First of all, I’m so excited to have had the opportunity to interview Aaron. We met a couple of years ago at the Pikes Peak Writers Conference. Aaron had just released The Never Prayer, a YA paranormal romance with angels and demons and a girl who isn’t sure which is which, and I had just started writing a YA paranormal romance with angels and djinn (which I might actually finish someday). I thought The Never Prayer was well written and an emotionally compelling story (yes, I cried), so when Aaron released his new book I had to read it.
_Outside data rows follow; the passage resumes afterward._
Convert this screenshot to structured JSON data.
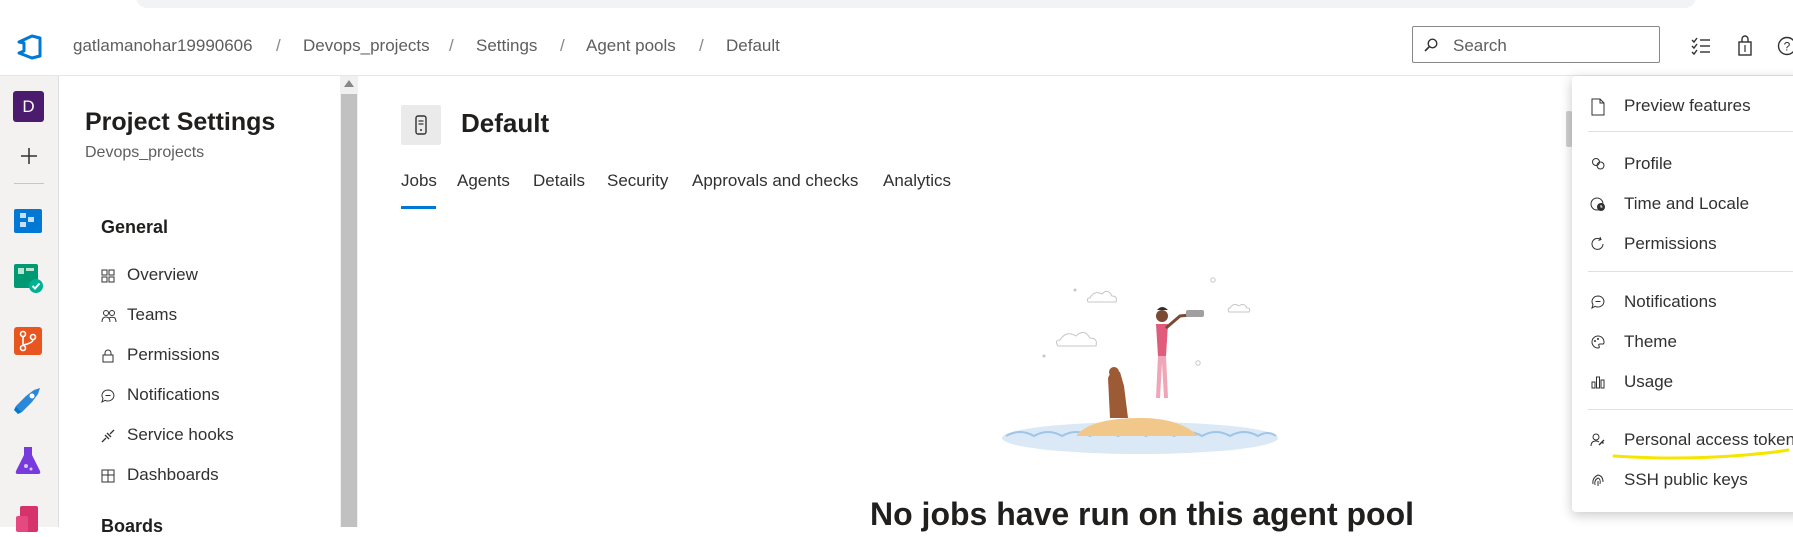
{
  "header": {
    "breadcrumbs": [
      "gatlamanohar19990606",
      "Devops_projects",
      "Settings",
      "Agent pools",
      "Default"
    ],
    "separator": "/",
    "search_placeholder": "Search"
  },
  "rail": {
    "org_initial": "D",
    "apps": [
      "boards-icon",
      "test-plans-check-icon",
      "repos-icon",
      "pipelines-icon",
      "artifacts-flask-icon",
      "extra-app-icon"
    ]
  },
  "sidebar": {
    "title": "Project Settings",
    "subtitle": "Devops_projects",
    "section_general": "General",
    "items": [
      {
        "label": "Overview",
        "icon": "overview-icon"
      },
      {
        "label": "Teams",
        "icon": "teams-icon"
      },
      {
        "label": "Permissions",
        "icon": "lock-icon"
      },
      {
        "label": "Notifications",
        "icon": "chat-bubble-icon"
      },
      {
        "label": "Service hooks",
        "icon": "hook-icon"
      },
      {
        "label": "Dashboards",
        "icon": "dashboard-icon"
      }
    ],
    "section_boards": "Boards"
  },
  "main": {
    "title": "Default",
    "tabs": [
      "Jobs",
      "Agents",
      "Details",
      "Security",
      "Approvals and checks",
      "Analytics"
    ],
    "active_tab": "Jobs",
    "empty_message": "No jobs have run on this agent pool"
  },
  "menu": {
    "items": [
      {
        "label": "Preview features",
        "icon": "document-icon"
      },
      {
        "label": "Profile",
        "icon": "profile-icon"
      },
      {
        "label": "Time and Locale",
        "icon": "clock-globe-icon"
      },
      {
        "label": "Permissions",
        "icon": "refresh-icon"
      },
      {
        "label": "Notifications",
        "icon": "chat-bubble-icon"
      },
      {
        "label": "Theme",
        "icon": "palette-icon"
      },
      {
        "label": "Usage",
        "icon": "chart-icon"
      },
      {
        "label": "Personal access tokens",
        "icon": "key-person-icon"
      },
      {
        "label": "SSH public keys",
        "icon": "fingerprint-icon"
      }
    ]
  },
  "colors": {
    "accent": "#0078d4",
    "org_avatar": "#4b1b6e",
    "highlight": "#f5e600"
  }
}
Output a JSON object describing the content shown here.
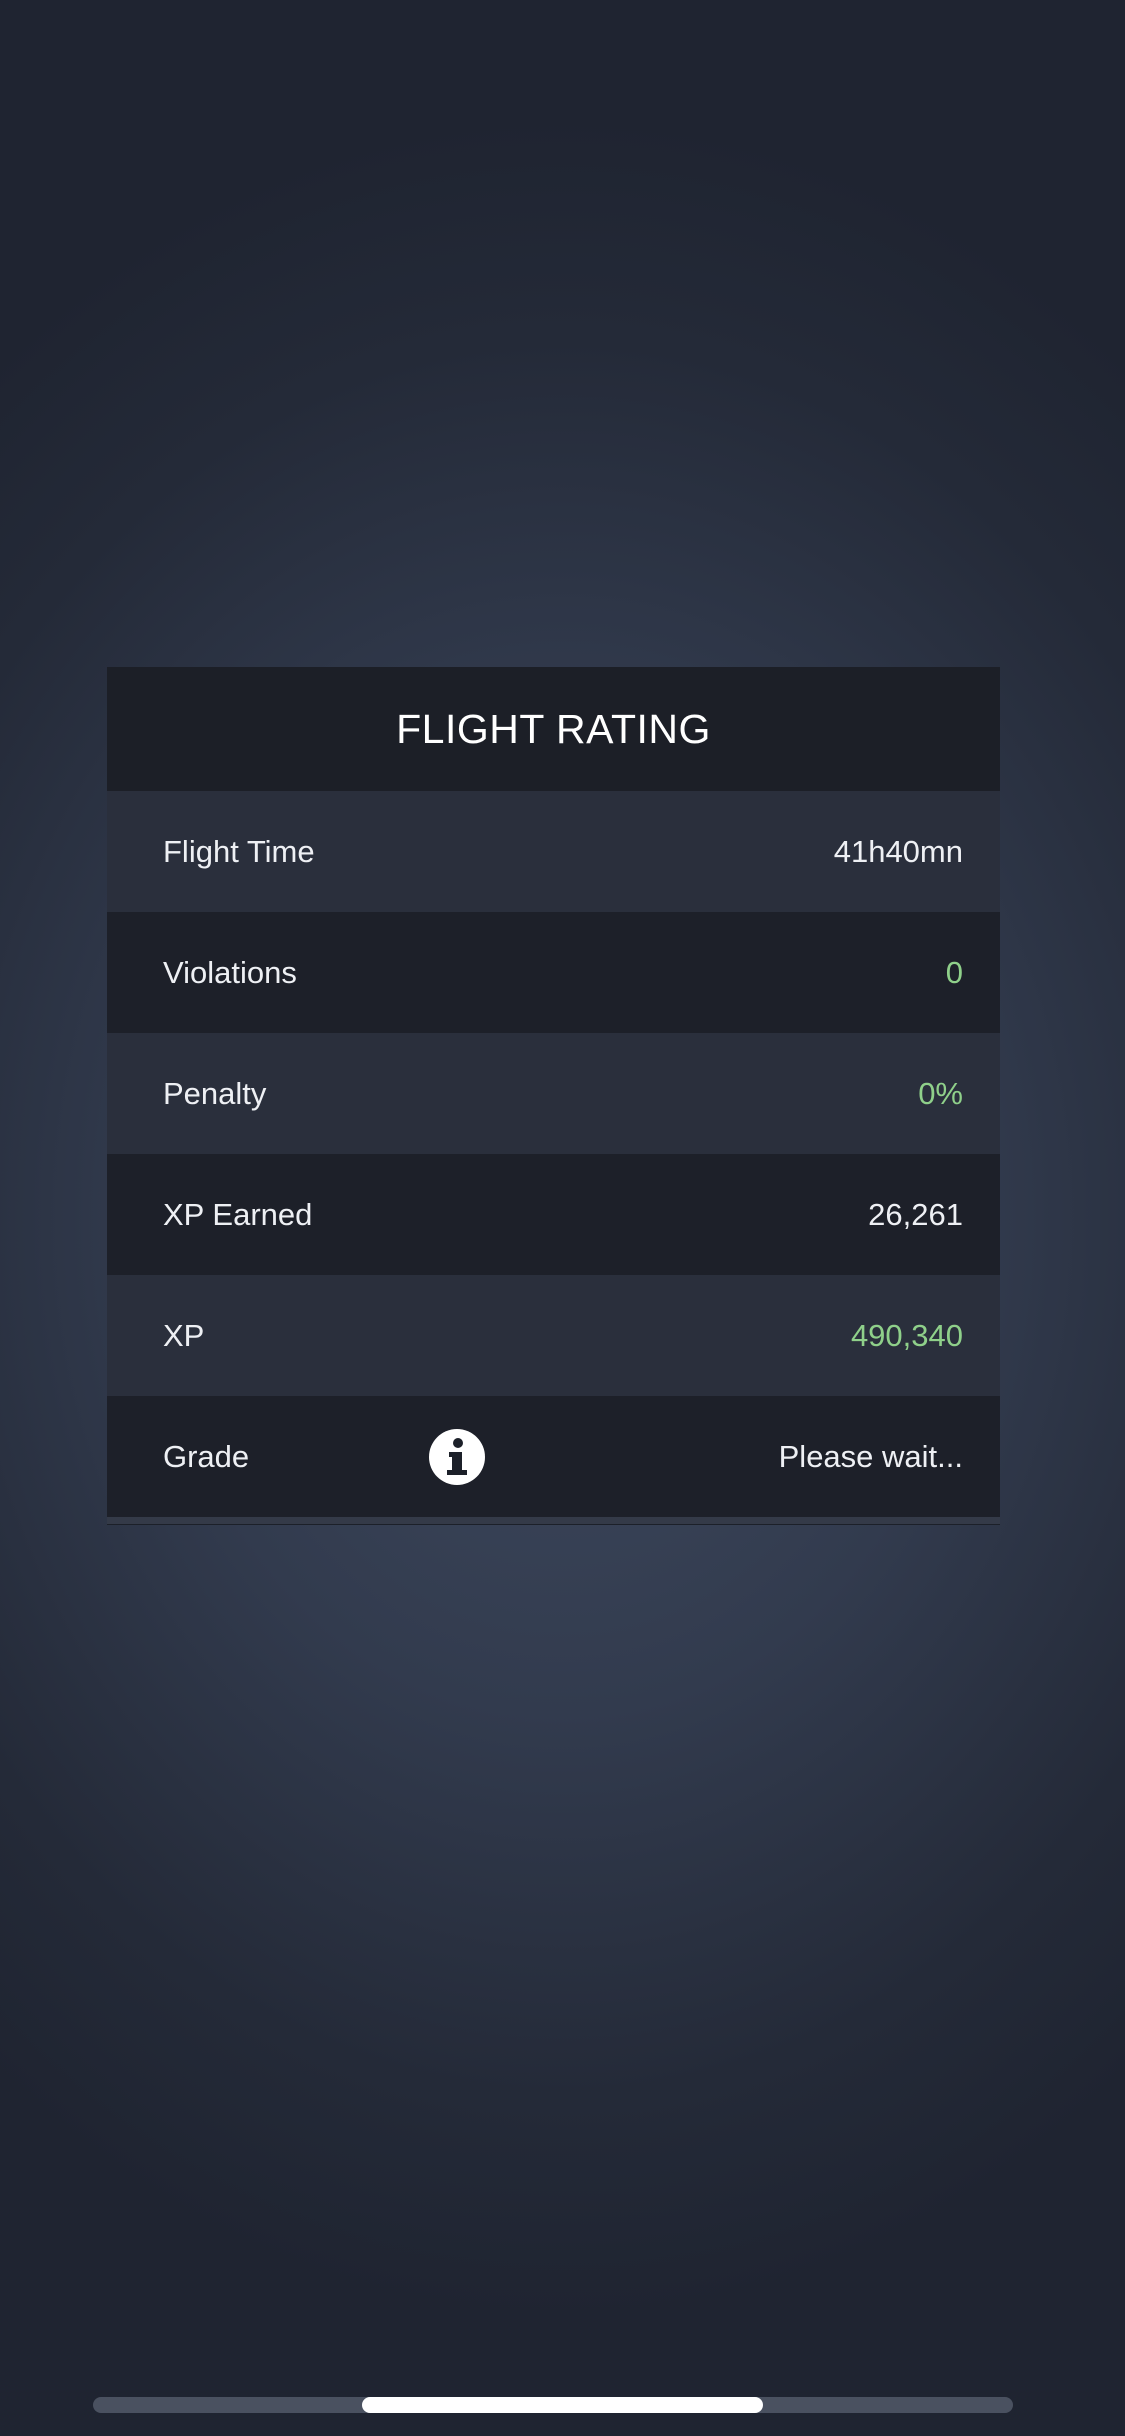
{
  "dialog": {
    "title": "FLIGHT RATING",
    "rows": [
      {
        "label": "Flight Time",
        "value": "41h40mn"
      },
      {
        "label": "Violations",
        "value": "0",
        "value_color": "#8fd08a"
      },
      {
        "label": "Penalty",
        "value": "0%",
        "value_color": "#8fd08a"
      },
      {
        "label": "XP Earned",
        "value": "26,261"
      },
      {
        "label": "XP",
        "value": "490,340",
        "value_color": "#8fd08a"
      },
      {
        "label": "Grade",
        "value": "Please wait...",
        "icon": "info-icon"
      }
    ]
  }
}
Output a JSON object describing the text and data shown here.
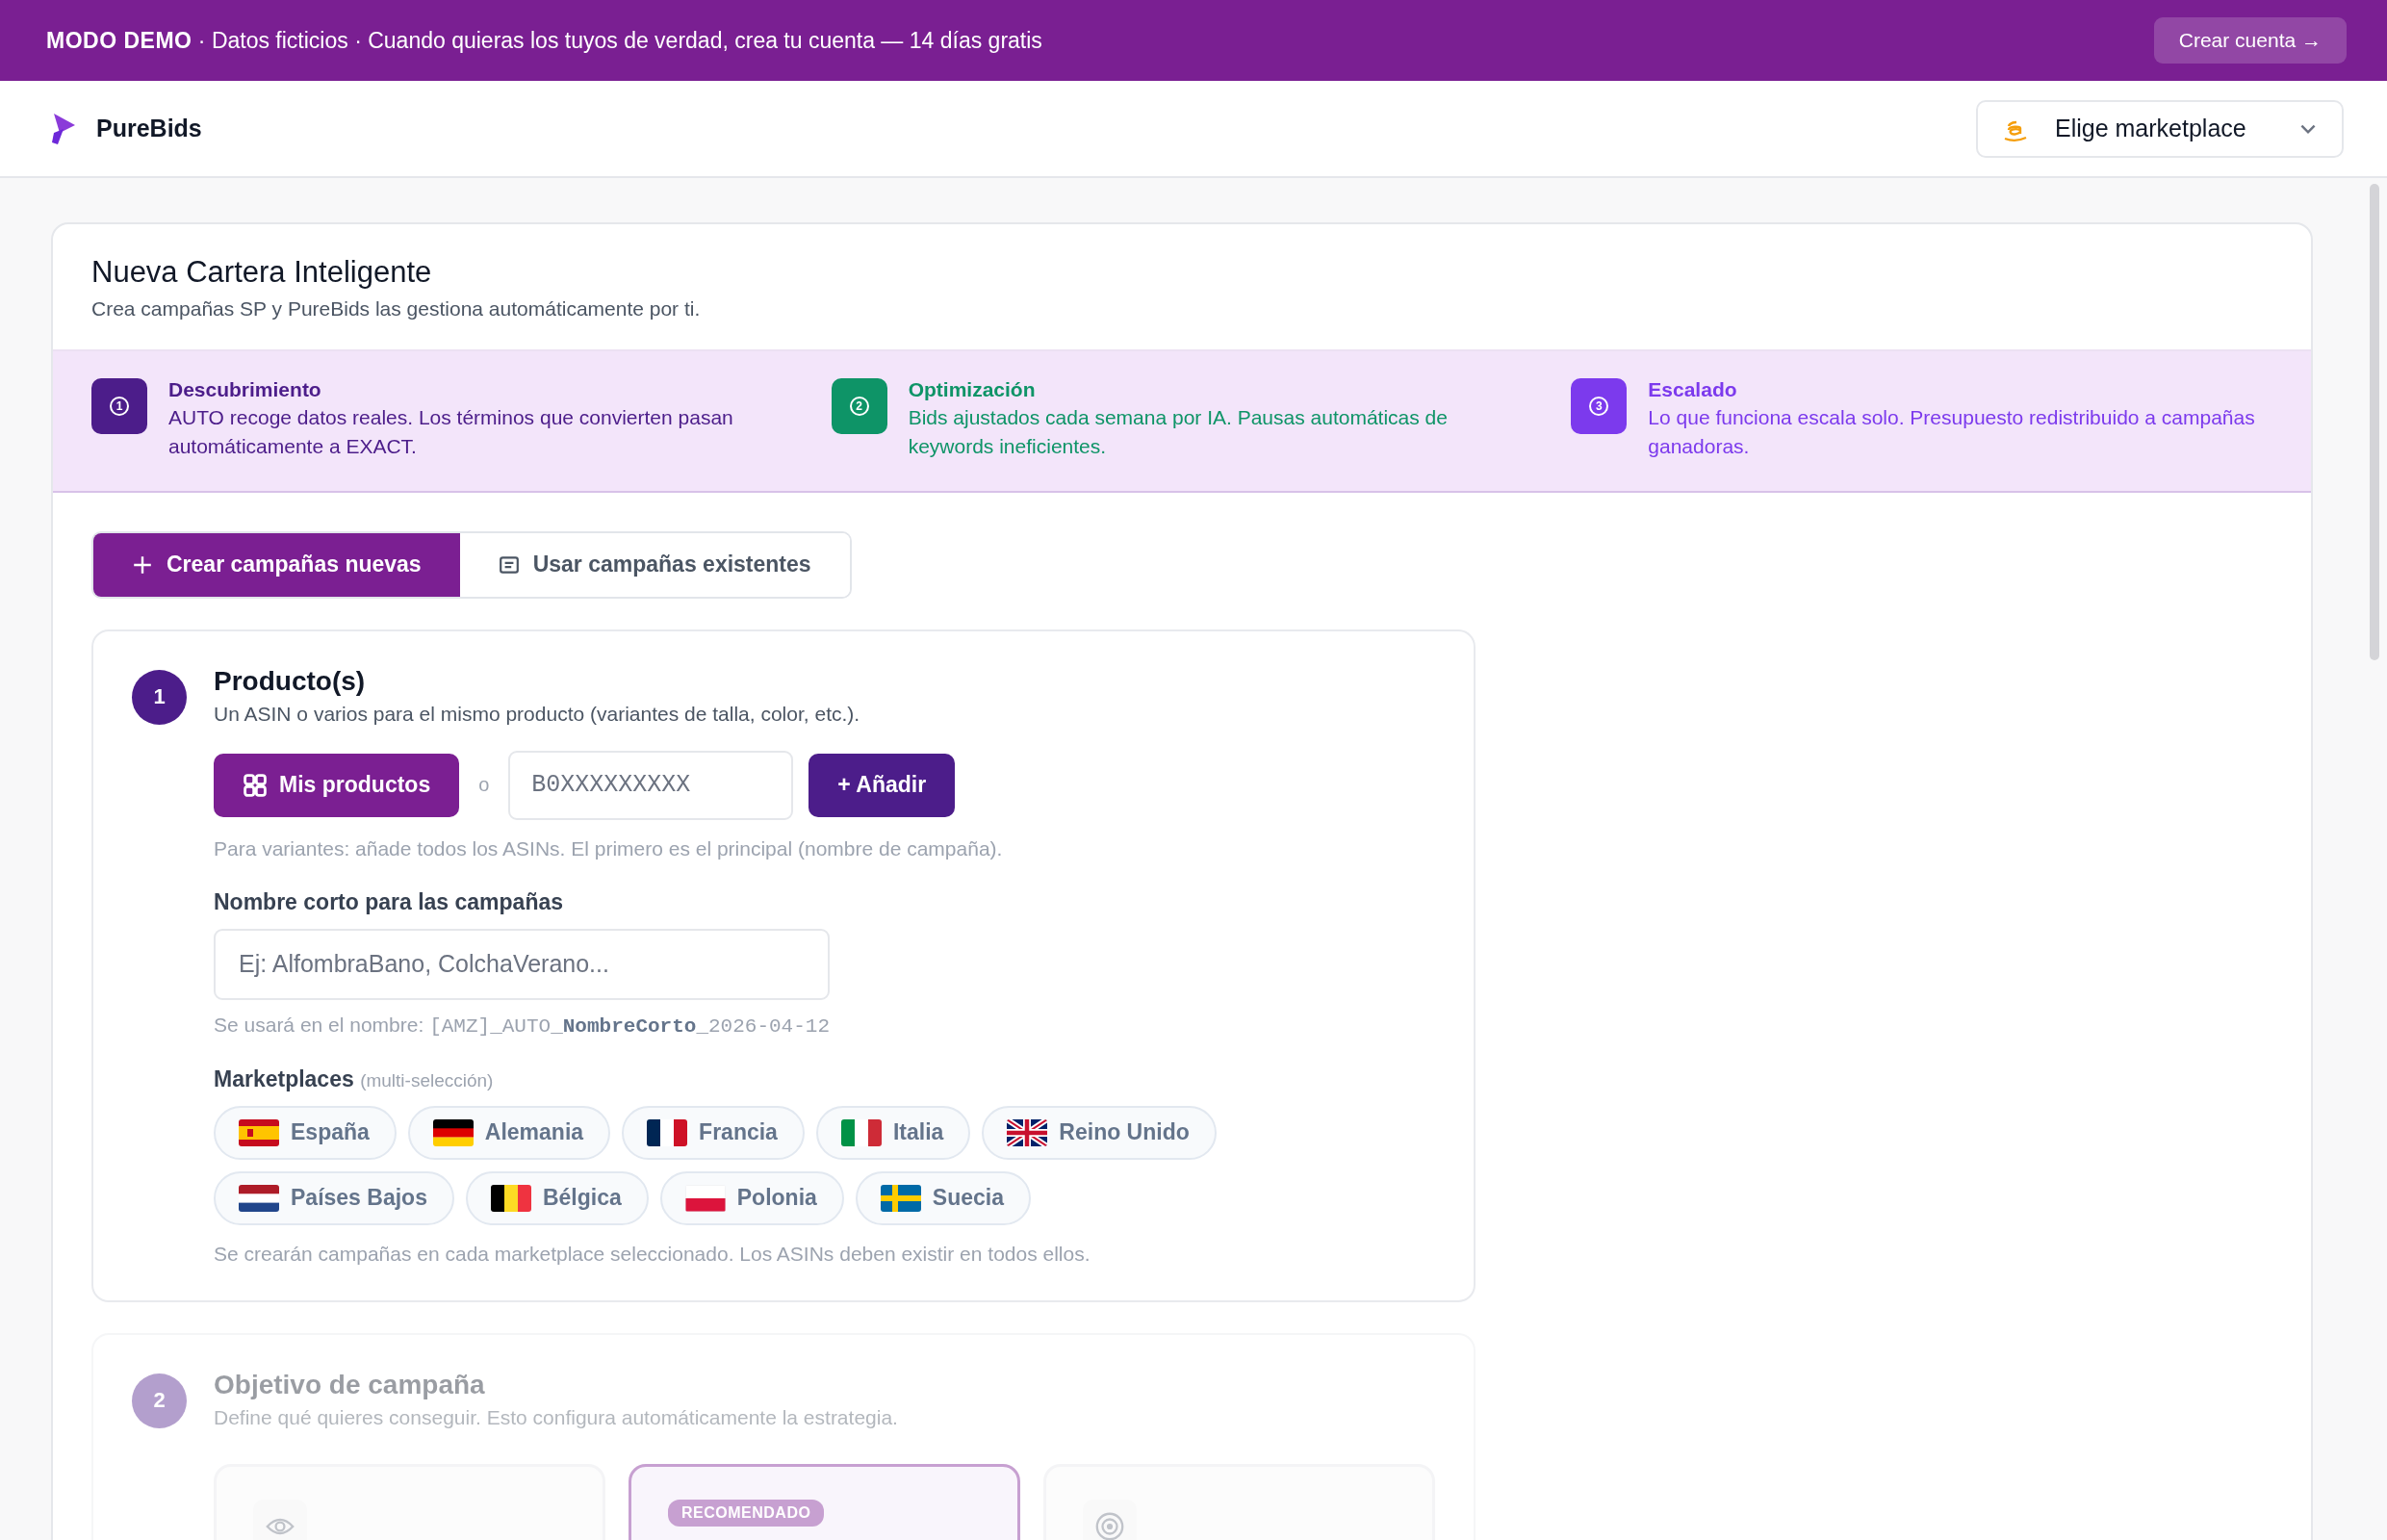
{
  "demo_banner": {
    "label": "MODO DEMO",
    "text": "· Datos ficticios · Cuando quieras los tuyos de verdad, crea tu cuenta — 14 días gratis",
    "button": "Crear cuenta →"
  },
  "header": {
    "brand": "PureBids",
    "marketplace_select": "Elige marketplace"
  },
  "page": {
    "title": "Nueva Cartera Inteligente",
    "subtitle": "Crea campañas SP y PureBids las gestiona automáticamente por ti."
  },
  "phases": [
    {
      "number": "1",
      "title": "Descubrimiento",
      "text": "AUTO recoge datos reales. Los términos que convierten pasan automáticamente a EXACT.",
      "color": "#4c1d8a"
    },
    {
      "number": "2",
      "title": "Optimización",
      "text": "Bids ajustados cada semana por IA. Pausas automáticas de keywords ineficientes.",
      "color": "#0e9467"
    },
    {
      "number": "3",
      "title": "Escalado",
      "text": "Lo que funciona escala solo. Presupuesto redistribuido a campañas ganadoras.",
      "color": "#7c3aed"
    }
  ],
  "mode_tabs": [
    {
      "label": "Crear campañas nuevas",
      "selected": true
    },
    {
      "label": "Usar campañas existentes",
      "selected": false
    }
  ],
  "steps": [
    {
      "kind": "products",
      "number": "1",
      "title": "Producto(s)",
      "subtitle": "Un ASIN o varios para el mismo producto (variantes de talla, color, etc.).",
      "disabled": false,
      "products_button": "Mis productos",
      "separator": "o",
      "asin_placeholder": "B0XXXXXXXXX",
      "add_button": "+ Añadir",
      "asin_hint": "Para variantes: añade todos los ASINs. El primero es el principal (nombre de campaña).",
      "name_label": "Nombre corto para las campañas",
      "name_placeholder": "Ej: AlfombraBano, ColchaVerano...",
      "name_hint": "Se usará en el nombre:",
      "name_pattern": "[AMZ]_AUTO_**NombreCorto**_2026-04-12",
      "marketplaces_label": "Marketplaces",
      "marketplaces_note": "(multi-selección)",
      "marketplaces": [
        {
          "name": "España",
          "selected": false
        },
        {
          "name": "Alemania",
          "selected": false
        },
        {
          "name": "Francia",
          "selected": false
        },
        {
          "name": "Italia",
          "selected": false
        },
        {
          "name": "Reino Unido",
          "selected": false
        },
        {
          "name": "Países Bajos",
          "selected": false
        },
        {
          "name": "Bélgica",
          "selected": false
        },
        {
          "name": "Polonia",
          "selected": false
        },
        {
          "name": "Suecia",
          "selected": false
        }
      ],
      "marketplaces_hint": "Se crearán campañas en cada marketplace seleccionado. Los ASINs deben existir en todos ellos."
    },
    {
      "kind": "objective",
      "number": "2",
      "title": "Objetivo de campaña",
      "subtitle": "Define qué quieres conseguir. Esto configura automáticamente la estrategia.",
      "disabled": true,
      "options": [
        {
          "selected": false
        },
        {
          "badge": "RECOMENDADO",
          "selected": true
        },
        {
          "selected": false
        }
      ]
    }
  ]
}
Ok, not going to lie – I cried during Long Live the Suicide King too. Aaron’s sophomore novel is filled with amazing side-kick characters, like Ingalora Blute and 1066, and I really loved how funny JD is, even in all his suicidal angst. It’s very well written and is an original story with a couple of unexpected twists. There is a lot of heart in this book, which is what keeps you going when it gets dark. As you may have guessed, there’s a lot of talk about suicide in the book. There’s some conversation these days about how we need diverse books especially in MG and YA (check out #WeNeedDiverseBooks) and hopefully that conversation will get bigger and bigger. And the diversity goes beyond gender, race, and religion, to sexual orientation, disabilities, and illnesses. Every book can’t be about mean girls and crushes. If you have ever had suicidal thoughts, a friend with suicidal thoughts, or lost a loved one to suicide (or yes to all three like me), this can be a difficult read. In the end, it’s the truths in the book that make it a fulfilling read.
So without further ado, my interview with Aaron: